According to the article, they were able to compromise a web server to gain access to the network. From there they could deploy the malicious code to the POS devices and also set up a data collection point on another one of Target's servers. The malicious code on the POS devices would send the credit card data to this collection point as the card was swiped. The bad guys were able to log on to the collection server to gather the data whenever they felt like it.
I guess the net admins never heard of router security protocols. There shouldn't be open routes (unauthorized IP addresses) between internal servers. We can rest easy at night that our grid is just a secure.
Wimpy userids and passwords.
We had a break-in on a box and my Server2008 box was audited because the pwn3d server tried to get in. When I told them my only local user id, they responded “How did you think of something that convoluted?”.
I guess the same way you thought of using “fred” as a local acct on your server.
Now the server emails me for every incorrect login.

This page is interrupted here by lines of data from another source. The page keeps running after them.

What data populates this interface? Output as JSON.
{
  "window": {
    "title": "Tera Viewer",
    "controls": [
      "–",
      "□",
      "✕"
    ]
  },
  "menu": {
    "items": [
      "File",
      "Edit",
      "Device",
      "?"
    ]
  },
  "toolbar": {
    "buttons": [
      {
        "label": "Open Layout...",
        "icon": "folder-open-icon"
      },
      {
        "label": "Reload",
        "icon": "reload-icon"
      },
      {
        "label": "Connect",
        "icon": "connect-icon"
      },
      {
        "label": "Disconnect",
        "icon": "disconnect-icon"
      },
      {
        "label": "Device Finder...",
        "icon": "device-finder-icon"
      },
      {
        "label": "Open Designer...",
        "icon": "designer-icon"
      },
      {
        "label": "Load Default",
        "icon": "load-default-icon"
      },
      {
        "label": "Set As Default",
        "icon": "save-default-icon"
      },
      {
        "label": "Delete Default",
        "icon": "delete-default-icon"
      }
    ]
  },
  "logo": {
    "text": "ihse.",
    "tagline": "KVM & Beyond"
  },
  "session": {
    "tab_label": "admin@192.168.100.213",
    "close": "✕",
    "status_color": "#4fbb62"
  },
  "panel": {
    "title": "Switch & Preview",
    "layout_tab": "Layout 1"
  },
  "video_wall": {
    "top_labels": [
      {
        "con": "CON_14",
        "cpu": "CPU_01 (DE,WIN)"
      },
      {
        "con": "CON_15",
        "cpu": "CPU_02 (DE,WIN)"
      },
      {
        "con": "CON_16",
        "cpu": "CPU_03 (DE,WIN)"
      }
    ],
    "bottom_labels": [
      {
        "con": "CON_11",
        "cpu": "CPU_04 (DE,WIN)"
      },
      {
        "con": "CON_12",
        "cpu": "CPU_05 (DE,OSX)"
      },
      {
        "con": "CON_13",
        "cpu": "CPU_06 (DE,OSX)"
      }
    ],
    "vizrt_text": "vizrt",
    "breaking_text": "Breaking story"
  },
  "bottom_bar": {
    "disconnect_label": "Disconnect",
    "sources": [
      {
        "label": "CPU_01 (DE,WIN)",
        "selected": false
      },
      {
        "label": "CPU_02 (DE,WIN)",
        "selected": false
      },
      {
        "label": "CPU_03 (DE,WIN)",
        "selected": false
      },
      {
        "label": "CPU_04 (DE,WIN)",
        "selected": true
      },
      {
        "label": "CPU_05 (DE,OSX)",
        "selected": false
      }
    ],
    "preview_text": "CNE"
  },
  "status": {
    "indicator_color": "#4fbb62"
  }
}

I'll say! Actually I do. Devices that are targets for this kind of attack shouldn't be able to be remotely flashed with new software. It's convenient for the people who manage them, but so what, it's not their money to be putting at risk.